A dweller of an apartment building damaged during an artillery attack by the Ukrainian Security Forces in Donetsk suburb, inside his destroyed apartment. (RIA Novosti / Mikhail Voskresenskiy)

Belligerent parties in Ukraine must keep in mind that they are responsible for keeping their hostilities within international humanitarian law, HRW warned.

“Ukrainian authorities should order all their forces, including volunteer forces, to immediately stop using Grads in or near populated areas, and insurgent forces should avoid deploying in densely populated areas,” said Ole Solvang, senior emergencies researcher at Human Rights Watch.

“Commanding officers on all sides should recognize that one day they could face legal consequences for their actions.”

Earlier the International Red Cross officially declared the hostilities in eastern Ukraine a civil war, which opened the way for prosecuting atrocities committed there in international courts.

 Belligerent parties in Ukraine must keep in mind that they are responsible for keeping their hostilities within international humanitarian law, HRW warned. “Ukrainian authorities should order all their forces, including volunteer forces, to immediately stop using Grads in or near populated areas, and insurgent forces should avoid deploying in densely populated areas,” said Ole Solvang, senior emergencies researcher at Human Rights Watch. “Commanding officers on all sides should recognize that one day they could face legal consequences for their actions.” Earlier the International Red Cross officially declared the hostilities in eastern Ukraine a civil war, which opened the way for prosecuting atrocities committed there in international courts.

Belligerent parties in Ukraine must keep in mind that they are responsible for keeping their hostilities within international humanitarian law,HRW warned. 

Grad is a Russian-made rocket launcher used by the Ukrainian military, which fires volleys of unguided missiles from multiple tubes mounted on a rack.
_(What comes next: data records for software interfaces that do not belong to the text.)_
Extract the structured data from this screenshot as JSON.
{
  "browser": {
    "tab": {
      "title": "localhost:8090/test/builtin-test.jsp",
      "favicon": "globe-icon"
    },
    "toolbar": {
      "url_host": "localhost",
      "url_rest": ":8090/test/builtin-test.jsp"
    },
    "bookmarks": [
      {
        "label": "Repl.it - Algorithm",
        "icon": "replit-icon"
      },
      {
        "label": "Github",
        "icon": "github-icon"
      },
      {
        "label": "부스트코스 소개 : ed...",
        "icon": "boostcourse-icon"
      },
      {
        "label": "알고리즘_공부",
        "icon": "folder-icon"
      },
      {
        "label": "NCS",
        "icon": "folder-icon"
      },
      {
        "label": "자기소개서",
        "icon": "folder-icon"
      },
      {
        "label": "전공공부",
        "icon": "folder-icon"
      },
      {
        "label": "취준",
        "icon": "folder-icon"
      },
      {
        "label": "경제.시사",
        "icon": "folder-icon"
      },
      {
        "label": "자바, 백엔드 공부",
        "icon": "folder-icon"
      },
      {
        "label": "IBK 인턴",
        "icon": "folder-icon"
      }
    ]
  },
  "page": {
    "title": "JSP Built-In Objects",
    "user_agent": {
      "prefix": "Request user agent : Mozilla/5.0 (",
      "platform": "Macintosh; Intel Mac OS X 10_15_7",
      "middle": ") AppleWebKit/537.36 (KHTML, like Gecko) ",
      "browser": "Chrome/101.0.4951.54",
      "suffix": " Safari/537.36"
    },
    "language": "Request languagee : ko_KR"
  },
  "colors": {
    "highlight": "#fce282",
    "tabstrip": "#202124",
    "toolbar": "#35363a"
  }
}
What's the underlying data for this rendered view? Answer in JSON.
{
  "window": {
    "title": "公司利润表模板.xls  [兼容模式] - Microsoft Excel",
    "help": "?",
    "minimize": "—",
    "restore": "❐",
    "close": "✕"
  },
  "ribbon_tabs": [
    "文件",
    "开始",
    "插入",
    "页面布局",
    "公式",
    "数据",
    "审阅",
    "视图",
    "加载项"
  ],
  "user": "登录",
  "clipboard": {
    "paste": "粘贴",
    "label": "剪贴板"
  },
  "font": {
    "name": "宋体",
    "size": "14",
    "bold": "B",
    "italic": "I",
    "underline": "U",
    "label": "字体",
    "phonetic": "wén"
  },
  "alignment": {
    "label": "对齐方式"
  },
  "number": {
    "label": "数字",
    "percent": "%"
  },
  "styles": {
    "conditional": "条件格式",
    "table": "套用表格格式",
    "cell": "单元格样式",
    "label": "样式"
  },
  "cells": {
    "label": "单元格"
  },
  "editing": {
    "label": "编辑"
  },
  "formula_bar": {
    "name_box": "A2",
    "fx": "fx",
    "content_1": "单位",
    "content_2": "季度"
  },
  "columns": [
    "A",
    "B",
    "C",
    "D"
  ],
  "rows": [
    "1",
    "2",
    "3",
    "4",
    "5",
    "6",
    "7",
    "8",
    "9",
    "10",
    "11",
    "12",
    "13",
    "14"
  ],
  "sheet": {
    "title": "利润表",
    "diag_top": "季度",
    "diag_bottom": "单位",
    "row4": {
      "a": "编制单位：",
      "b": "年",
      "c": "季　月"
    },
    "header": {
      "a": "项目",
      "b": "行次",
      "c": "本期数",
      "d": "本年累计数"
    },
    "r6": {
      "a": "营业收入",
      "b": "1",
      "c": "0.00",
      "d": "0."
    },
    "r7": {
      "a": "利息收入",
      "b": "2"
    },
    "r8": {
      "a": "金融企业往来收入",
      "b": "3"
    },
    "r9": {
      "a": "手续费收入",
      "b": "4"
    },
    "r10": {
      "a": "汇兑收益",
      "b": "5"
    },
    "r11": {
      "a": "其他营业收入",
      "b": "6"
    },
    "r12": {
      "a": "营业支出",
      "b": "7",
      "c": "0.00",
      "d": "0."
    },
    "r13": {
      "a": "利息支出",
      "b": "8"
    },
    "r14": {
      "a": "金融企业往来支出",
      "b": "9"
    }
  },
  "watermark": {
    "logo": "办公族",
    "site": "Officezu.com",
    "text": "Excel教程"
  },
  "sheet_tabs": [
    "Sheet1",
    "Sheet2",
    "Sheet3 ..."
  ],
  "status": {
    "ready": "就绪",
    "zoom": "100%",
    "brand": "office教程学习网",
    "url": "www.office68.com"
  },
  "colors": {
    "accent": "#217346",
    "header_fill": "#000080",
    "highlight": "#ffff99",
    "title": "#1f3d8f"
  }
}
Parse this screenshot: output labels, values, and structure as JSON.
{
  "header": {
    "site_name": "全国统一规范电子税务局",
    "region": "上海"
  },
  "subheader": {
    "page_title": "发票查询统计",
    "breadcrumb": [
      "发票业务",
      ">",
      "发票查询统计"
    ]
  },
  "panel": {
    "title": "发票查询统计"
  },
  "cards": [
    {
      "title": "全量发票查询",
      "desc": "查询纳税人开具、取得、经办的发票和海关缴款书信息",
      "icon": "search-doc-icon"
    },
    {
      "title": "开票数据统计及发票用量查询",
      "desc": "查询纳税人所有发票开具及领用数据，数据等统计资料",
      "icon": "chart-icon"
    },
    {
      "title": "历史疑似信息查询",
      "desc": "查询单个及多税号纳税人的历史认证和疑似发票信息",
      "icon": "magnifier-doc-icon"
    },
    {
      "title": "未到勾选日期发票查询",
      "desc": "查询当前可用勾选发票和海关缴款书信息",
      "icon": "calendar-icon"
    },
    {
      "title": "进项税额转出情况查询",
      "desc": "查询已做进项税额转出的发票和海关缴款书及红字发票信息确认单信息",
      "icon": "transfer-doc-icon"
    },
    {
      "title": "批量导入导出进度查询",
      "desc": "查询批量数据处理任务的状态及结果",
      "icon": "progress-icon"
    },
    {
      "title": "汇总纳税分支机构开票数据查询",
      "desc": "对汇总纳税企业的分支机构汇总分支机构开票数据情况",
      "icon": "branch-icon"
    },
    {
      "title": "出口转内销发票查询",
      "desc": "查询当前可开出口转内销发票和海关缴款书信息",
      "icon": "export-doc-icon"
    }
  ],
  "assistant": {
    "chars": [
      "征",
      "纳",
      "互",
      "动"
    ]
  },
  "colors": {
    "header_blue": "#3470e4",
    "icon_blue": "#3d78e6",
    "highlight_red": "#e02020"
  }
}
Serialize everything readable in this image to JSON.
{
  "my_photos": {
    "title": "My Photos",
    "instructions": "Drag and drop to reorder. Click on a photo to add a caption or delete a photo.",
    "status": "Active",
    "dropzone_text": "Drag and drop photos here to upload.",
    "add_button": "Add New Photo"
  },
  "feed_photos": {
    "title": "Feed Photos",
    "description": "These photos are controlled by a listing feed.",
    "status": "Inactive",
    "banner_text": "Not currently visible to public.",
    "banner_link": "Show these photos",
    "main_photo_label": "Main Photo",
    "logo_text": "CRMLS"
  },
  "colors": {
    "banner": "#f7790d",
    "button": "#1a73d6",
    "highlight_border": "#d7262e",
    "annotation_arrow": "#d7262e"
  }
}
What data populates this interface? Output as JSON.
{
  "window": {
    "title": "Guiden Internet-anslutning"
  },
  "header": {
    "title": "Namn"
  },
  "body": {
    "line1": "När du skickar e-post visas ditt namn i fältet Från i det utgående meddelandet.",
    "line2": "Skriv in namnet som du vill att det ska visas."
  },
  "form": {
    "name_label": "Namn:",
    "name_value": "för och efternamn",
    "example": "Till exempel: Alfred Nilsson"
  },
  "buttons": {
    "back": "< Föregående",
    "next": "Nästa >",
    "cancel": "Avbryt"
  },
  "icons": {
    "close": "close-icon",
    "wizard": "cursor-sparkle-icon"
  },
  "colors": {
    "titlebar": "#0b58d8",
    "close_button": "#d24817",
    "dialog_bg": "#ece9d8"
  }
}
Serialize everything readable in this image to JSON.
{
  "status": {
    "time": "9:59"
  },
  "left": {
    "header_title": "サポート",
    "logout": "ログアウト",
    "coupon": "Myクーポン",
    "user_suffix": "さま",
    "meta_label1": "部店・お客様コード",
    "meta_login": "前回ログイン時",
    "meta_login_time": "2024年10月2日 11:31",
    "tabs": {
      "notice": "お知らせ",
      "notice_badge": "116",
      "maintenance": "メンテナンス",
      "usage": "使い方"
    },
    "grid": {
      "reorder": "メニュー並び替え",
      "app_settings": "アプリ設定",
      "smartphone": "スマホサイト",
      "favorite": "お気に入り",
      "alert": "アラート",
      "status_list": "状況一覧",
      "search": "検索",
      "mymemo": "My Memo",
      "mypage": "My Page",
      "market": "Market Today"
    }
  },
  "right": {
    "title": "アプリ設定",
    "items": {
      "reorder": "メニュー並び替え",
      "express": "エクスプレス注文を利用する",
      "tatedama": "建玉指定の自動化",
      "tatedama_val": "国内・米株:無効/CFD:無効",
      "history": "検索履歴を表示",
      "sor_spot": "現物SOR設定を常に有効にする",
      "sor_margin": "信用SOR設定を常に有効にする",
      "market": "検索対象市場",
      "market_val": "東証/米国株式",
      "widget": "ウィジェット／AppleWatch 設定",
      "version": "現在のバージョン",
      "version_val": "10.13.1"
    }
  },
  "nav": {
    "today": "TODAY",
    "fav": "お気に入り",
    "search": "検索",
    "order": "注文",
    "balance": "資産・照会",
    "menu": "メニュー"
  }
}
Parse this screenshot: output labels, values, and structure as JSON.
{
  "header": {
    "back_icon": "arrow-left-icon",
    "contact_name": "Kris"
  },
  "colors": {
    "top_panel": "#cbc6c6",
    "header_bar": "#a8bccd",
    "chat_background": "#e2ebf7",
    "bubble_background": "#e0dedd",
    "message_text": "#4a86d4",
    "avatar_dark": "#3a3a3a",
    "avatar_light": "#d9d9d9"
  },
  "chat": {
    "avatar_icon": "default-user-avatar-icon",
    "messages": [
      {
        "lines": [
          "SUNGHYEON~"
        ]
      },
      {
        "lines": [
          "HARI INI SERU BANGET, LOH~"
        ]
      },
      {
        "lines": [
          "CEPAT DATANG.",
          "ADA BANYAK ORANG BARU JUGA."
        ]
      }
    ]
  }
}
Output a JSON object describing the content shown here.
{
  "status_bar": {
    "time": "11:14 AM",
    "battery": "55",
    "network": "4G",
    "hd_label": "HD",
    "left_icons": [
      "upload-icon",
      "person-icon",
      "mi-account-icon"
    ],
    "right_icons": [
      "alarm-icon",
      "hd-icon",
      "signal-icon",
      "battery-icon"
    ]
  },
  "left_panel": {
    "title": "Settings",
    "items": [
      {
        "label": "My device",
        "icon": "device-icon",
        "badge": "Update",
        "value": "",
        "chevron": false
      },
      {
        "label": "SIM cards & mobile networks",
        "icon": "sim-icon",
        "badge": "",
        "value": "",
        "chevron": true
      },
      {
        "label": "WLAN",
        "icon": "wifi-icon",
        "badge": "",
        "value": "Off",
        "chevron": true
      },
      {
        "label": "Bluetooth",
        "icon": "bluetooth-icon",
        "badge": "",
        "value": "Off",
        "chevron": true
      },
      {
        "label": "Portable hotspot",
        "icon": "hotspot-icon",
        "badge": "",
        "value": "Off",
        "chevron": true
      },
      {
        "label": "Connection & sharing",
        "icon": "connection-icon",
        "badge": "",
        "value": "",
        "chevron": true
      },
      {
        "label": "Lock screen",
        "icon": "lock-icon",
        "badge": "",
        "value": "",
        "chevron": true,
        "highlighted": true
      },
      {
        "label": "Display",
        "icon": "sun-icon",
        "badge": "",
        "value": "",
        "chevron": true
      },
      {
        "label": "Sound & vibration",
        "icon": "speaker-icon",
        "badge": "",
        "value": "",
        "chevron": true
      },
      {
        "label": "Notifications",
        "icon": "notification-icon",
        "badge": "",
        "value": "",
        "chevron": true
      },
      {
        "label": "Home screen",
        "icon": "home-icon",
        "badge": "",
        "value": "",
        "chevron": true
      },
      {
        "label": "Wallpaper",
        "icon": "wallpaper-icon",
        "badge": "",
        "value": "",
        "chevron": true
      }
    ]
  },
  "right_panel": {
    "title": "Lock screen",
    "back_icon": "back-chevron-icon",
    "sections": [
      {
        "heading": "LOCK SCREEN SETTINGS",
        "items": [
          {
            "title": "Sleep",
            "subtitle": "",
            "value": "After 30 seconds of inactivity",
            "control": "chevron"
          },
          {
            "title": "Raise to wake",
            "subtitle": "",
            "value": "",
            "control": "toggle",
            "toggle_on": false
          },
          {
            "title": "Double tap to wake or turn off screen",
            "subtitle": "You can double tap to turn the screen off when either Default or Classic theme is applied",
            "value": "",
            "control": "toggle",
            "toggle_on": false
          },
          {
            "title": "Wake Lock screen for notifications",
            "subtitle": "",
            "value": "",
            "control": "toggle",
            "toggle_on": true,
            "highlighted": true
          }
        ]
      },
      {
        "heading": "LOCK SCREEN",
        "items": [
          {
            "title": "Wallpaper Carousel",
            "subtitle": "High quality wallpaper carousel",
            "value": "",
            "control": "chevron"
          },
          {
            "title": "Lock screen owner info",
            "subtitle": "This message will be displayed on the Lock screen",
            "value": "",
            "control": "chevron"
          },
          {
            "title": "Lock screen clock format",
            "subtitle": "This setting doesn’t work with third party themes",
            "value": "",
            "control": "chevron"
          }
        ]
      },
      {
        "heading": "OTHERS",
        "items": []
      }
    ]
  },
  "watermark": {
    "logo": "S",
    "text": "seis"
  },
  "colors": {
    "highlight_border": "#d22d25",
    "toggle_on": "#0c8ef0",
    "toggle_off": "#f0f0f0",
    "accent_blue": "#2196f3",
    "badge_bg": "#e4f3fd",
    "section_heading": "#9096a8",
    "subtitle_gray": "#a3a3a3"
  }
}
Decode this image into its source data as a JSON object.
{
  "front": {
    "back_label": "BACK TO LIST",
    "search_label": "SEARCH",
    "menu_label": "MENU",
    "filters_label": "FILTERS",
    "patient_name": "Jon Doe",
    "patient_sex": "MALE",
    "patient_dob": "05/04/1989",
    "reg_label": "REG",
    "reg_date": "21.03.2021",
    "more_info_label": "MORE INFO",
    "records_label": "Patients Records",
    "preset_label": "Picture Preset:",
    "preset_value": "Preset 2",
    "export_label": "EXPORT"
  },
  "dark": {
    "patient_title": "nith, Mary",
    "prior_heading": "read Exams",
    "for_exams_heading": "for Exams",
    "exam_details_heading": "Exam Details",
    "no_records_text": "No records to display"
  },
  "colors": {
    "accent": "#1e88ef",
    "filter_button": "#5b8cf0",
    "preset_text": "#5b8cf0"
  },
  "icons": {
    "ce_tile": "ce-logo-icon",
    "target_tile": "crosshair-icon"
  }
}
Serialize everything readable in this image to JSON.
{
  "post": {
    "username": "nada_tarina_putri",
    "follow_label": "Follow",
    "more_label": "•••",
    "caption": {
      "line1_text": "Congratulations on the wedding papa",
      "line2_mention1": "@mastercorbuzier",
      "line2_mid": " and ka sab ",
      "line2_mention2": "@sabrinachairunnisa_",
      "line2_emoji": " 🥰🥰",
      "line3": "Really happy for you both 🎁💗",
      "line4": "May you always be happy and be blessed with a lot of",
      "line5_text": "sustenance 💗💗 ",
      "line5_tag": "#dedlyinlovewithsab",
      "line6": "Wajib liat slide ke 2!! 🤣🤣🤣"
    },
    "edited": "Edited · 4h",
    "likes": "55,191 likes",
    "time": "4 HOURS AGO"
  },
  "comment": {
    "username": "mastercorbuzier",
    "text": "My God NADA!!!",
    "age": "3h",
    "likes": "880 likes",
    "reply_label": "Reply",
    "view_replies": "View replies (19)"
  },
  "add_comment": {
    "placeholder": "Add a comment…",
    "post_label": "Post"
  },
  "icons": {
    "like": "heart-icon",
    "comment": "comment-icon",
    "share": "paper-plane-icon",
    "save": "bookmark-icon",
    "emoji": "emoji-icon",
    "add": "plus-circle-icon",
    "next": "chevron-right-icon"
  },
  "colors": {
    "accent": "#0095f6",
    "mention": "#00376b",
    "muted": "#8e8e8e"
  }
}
The weapon is meant to cause massive damage to enemy positions, with individual rocket capable of killing unprotected soldiers in a radius of up to 28 meters from impact.

Kiev troops are continuing their attacks on cities held by militia forces, using their aviation and heavy artillery to barrage defense forces. The outgunned militias try to compensate by maneuvering and taking cover among city buildings. The army is hesitant to advance into hostile urban areas, where their superiority in armor and heavy weapons would be irrelevant.

Solvang said that HRW was calling on both the Ukrainian government and separatists to stop using grad rockets in populated areas.

“Neither side really seems to take enough precautions to make that sure civilians are not killed or injured,” he said.